:: DATA FOR THIS TASK ::

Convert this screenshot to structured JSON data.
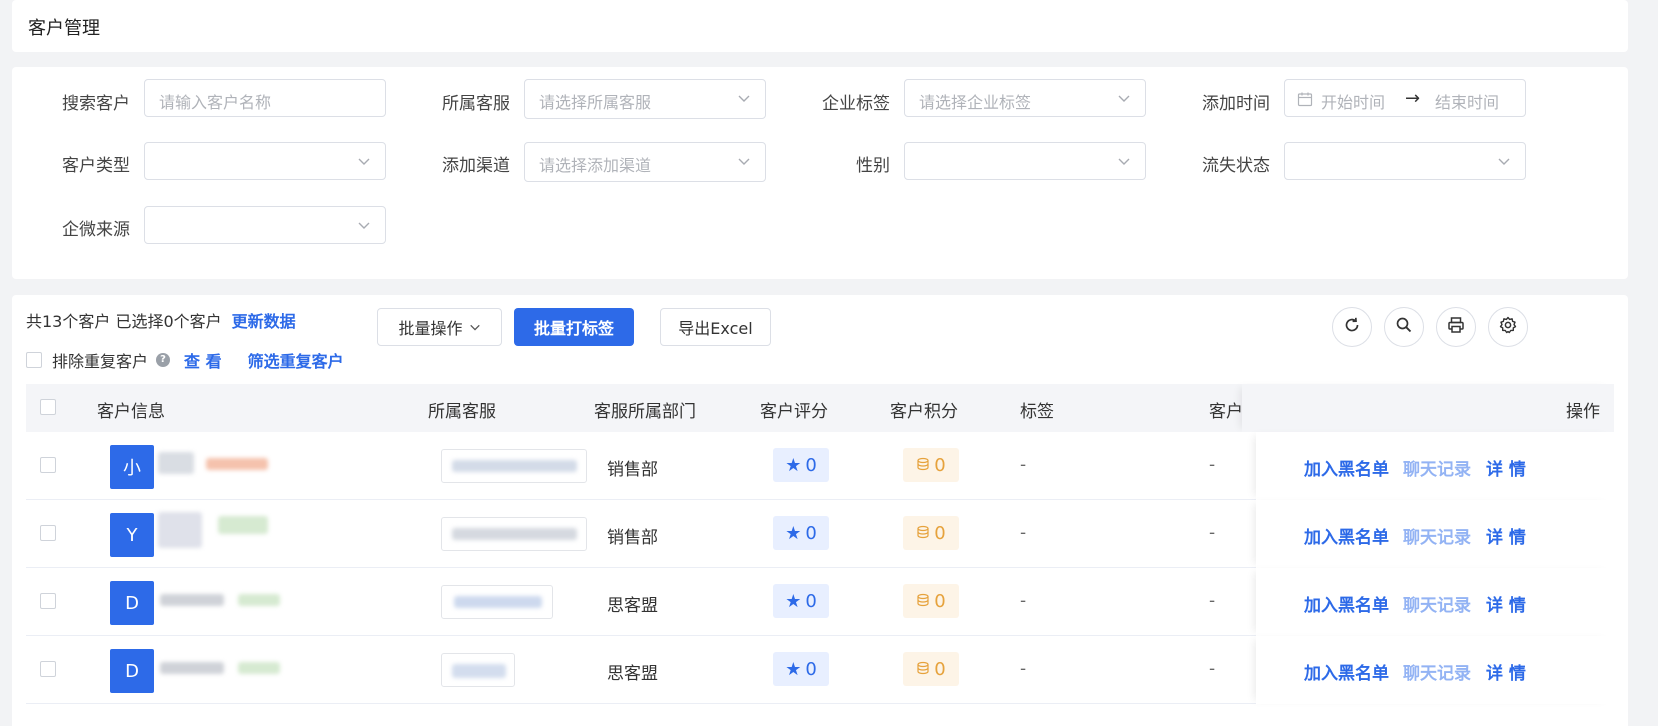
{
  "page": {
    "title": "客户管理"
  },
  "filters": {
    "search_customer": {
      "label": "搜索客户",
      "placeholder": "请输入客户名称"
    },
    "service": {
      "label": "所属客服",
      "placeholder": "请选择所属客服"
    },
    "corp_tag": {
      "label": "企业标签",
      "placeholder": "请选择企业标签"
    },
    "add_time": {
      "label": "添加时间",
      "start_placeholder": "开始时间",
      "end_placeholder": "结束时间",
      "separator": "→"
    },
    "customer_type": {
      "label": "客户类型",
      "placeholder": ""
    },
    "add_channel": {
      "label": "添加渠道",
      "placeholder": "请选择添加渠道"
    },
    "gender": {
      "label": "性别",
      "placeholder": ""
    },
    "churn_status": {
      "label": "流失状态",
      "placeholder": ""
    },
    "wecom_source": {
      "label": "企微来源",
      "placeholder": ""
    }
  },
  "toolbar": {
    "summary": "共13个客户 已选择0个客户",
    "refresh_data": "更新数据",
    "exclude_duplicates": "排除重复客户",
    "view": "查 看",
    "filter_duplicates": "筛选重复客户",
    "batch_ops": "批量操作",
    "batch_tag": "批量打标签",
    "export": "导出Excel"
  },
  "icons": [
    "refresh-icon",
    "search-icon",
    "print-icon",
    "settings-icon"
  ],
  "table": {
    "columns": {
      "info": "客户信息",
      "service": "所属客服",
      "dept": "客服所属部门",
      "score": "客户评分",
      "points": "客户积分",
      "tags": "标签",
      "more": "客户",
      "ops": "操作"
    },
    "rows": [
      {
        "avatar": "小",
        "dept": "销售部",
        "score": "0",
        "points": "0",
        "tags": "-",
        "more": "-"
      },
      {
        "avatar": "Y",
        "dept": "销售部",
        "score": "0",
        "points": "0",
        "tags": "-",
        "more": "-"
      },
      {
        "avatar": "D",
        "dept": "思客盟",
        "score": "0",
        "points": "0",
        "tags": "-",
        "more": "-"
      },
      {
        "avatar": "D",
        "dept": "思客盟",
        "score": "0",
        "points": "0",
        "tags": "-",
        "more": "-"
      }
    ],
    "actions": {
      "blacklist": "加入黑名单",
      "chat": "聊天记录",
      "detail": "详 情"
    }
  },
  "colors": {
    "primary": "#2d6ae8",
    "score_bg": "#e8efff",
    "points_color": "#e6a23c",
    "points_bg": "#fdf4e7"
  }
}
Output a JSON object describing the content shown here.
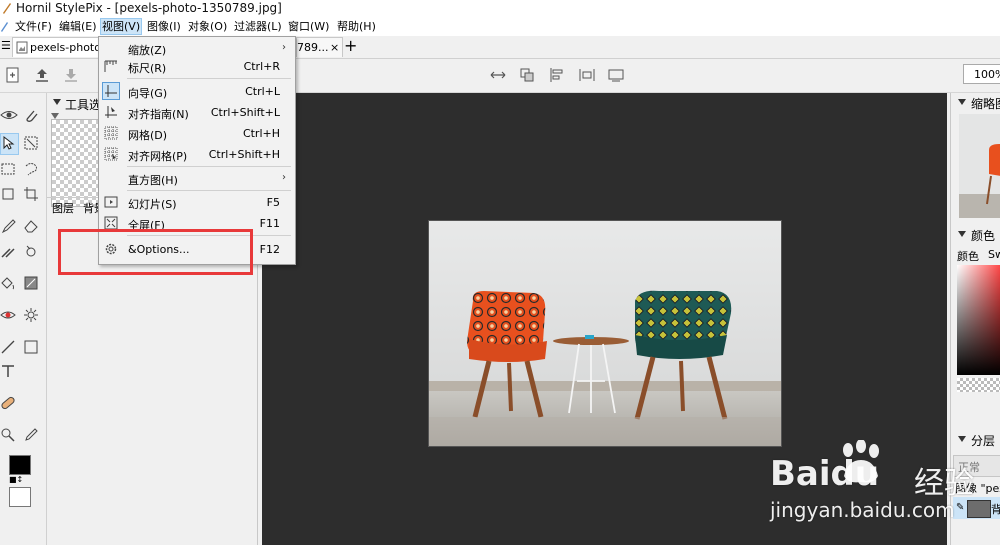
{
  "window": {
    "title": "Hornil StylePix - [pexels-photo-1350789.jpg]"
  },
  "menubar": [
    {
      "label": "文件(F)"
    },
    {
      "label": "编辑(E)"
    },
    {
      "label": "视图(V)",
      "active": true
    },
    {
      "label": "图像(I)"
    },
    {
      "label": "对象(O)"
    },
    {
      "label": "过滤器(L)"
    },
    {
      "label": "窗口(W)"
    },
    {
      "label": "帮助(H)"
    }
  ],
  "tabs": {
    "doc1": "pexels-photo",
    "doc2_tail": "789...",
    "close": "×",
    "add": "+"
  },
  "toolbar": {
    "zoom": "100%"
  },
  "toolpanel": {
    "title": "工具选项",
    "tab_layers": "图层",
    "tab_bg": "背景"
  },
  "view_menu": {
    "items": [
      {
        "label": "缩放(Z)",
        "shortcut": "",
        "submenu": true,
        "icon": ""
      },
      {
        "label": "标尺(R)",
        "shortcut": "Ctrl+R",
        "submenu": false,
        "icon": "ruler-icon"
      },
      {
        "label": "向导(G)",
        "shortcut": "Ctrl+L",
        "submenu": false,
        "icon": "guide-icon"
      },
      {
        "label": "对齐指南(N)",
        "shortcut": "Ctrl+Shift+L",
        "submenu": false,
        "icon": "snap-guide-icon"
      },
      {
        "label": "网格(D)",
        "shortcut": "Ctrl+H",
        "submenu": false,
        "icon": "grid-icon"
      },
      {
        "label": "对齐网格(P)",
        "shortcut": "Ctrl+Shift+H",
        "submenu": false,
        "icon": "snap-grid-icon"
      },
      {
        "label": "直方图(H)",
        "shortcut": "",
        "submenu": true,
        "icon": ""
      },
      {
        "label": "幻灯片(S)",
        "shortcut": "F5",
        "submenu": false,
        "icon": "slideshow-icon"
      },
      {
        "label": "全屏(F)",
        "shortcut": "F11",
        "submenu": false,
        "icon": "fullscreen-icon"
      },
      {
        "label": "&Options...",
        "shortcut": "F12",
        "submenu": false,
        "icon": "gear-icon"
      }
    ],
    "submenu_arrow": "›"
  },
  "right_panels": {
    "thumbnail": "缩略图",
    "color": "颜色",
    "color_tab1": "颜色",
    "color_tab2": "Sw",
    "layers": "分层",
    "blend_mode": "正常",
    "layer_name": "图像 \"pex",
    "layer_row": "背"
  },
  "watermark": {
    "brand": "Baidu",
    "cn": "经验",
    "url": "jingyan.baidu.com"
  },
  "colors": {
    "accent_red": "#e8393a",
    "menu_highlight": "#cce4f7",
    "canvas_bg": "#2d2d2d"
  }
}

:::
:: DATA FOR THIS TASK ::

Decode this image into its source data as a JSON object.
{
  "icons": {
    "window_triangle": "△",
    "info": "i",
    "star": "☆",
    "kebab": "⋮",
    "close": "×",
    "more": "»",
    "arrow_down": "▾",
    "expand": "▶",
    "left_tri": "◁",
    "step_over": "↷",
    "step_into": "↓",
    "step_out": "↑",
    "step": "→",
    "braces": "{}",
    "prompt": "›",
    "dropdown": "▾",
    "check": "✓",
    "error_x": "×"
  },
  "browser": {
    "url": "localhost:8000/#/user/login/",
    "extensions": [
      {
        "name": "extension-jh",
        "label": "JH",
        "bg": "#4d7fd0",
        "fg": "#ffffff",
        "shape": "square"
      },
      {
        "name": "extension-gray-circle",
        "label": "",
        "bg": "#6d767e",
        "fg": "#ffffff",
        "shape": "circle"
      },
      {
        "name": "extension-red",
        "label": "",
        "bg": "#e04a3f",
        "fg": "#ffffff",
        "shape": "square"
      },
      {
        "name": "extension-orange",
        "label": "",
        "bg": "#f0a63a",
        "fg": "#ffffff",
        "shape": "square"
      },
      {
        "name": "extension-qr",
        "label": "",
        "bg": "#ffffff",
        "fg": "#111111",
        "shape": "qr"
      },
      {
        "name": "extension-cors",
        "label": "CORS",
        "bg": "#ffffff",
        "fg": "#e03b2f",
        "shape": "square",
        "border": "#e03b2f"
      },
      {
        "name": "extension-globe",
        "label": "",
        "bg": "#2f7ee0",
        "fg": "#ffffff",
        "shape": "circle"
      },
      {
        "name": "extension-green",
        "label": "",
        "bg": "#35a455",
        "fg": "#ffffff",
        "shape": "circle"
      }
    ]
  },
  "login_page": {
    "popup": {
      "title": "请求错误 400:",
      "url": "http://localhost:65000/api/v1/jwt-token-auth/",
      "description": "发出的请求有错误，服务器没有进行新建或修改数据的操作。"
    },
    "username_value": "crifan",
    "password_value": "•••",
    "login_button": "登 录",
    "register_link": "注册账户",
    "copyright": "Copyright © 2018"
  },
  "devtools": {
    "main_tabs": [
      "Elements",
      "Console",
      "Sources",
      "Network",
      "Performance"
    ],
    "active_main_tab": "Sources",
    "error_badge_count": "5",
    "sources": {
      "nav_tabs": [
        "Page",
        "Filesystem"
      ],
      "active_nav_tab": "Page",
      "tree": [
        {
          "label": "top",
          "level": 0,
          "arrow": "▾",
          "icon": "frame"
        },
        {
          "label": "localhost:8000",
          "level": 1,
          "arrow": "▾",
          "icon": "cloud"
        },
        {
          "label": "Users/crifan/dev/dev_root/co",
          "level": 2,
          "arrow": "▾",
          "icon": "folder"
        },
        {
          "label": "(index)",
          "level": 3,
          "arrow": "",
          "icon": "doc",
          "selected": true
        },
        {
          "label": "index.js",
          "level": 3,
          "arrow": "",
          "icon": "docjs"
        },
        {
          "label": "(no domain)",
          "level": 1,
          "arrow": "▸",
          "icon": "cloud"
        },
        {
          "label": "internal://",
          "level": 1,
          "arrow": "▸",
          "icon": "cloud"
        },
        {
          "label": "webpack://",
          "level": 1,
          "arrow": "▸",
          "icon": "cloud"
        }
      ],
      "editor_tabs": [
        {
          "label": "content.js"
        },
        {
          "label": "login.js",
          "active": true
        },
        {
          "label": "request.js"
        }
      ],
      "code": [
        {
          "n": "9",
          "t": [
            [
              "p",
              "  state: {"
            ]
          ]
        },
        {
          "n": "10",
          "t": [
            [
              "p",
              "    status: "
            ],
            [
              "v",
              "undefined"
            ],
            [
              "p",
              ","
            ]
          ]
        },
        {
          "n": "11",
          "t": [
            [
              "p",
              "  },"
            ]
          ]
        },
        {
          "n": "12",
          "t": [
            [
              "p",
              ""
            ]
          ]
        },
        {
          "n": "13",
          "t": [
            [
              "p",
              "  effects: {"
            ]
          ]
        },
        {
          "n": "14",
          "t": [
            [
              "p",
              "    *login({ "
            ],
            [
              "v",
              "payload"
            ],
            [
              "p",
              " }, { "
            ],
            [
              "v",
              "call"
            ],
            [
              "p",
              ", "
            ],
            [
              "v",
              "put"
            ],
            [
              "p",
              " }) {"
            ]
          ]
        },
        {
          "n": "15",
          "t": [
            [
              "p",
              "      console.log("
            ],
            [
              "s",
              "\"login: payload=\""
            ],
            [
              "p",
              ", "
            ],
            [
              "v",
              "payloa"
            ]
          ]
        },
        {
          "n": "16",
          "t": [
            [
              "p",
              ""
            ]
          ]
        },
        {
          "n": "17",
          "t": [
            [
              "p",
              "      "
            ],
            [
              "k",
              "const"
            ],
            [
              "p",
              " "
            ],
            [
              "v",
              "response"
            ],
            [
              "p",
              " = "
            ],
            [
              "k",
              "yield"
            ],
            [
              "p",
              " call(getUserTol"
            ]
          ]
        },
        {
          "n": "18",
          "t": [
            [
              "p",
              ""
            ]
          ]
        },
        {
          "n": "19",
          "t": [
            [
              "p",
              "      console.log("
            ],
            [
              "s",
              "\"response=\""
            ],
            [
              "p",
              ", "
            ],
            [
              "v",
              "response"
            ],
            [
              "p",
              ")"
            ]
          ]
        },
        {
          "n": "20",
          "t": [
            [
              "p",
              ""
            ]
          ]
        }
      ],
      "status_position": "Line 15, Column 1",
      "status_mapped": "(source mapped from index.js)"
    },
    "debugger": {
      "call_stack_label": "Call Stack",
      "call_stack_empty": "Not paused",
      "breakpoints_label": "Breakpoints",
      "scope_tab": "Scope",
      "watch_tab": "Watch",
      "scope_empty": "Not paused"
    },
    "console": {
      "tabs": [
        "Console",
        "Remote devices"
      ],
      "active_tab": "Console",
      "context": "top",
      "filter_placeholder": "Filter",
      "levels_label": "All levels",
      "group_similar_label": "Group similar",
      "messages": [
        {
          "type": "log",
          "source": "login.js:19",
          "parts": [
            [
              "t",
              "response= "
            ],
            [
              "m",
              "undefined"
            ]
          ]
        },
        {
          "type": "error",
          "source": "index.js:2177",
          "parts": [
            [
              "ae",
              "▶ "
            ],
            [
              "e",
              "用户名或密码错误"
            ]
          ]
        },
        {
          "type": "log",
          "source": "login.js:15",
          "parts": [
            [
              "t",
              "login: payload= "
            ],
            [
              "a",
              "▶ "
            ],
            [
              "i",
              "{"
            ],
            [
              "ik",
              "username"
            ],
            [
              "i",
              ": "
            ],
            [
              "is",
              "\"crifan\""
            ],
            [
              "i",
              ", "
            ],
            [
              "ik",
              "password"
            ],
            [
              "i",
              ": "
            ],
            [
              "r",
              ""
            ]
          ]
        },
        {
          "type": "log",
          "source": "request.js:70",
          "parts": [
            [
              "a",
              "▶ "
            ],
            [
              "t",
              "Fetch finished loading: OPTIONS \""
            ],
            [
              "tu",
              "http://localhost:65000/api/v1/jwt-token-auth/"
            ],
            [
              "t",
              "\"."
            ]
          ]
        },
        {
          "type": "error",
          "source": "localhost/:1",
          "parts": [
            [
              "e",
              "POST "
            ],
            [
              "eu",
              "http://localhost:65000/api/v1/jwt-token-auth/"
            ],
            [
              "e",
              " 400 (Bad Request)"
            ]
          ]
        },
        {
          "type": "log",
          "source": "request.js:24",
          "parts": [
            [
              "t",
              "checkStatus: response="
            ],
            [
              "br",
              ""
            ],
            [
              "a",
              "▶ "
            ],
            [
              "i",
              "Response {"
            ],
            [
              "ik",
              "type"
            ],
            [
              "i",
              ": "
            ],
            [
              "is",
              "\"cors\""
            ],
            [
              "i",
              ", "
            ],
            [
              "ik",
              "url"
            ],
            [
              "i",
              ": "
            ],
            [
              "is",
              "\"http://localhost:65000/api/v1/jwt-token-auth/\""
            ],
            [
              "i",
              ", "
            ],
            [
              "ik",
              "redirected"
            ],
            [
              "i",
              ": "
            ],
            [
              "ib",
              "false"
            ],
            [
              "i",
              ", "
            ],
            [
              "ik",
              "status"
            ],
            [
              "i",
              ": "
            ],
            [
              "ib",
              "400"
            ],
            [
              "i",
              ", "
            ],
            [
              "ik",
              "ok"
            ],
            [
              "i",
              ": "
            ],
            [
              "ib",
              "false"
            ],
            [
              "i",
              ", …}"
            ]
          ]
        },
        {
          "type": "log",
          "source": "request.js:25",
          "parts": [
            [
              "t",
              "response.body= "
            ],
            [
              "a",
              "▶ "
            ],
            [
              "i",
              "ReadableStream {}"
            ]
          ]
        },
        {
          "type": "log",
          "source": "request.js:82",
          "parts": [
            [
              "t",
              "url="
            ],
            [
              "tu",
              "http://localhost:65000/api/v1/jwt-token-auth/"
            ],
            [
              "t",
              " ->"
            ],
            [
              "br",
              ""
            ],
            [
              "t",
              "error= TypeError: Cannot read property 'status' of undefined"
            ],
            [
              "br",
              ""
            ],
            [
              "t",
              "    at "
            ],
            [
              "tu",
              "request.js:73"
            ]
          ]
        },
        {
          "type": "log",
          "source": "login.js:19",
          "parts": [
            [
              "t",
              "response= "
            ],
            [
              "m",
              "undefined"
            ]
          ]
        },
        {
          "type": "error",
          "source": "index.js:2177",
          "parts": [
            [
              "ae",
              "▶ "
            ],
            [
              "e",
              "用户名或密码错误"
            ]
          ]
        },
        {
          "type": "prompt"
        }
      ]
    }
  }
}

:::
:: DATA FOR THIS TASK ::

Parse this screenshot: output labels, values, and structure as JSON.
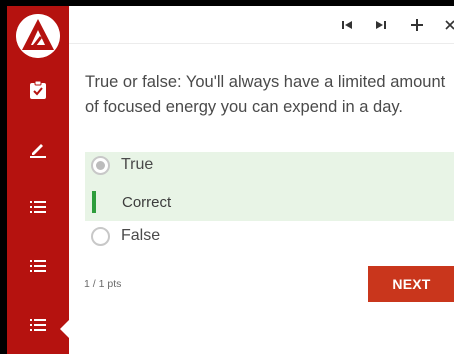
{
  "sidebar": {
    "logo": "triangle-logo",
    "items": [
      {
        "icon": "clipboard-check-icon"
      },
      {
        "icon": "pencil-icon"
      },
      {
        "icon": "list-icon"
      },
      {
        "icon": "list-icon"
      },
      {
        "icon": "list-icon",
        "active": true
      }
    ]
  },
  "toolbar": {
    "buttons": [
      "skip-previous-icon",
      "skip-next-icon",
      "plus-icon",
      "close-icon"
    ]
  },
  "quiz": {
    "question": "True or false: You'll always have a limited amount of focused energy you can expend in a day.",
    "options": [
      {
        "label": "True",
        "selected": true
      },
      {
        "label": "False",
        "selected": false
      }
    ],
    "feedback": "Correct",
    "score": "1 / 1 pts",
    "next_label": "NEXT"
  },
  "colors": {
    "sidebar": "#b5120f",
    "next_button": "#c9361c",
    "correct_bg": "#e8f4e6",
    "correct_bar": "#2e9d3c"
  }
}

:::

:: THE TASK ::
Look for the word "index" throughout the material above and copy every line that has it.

:: SOLUTION FOR THIS PROBLEM ::
          "label": "(index)",
          "label": "index.js",
      "status_mapped": "(source mapped from index.js)"
          "source": "index.js:2177",
          "source": "index.js:2177",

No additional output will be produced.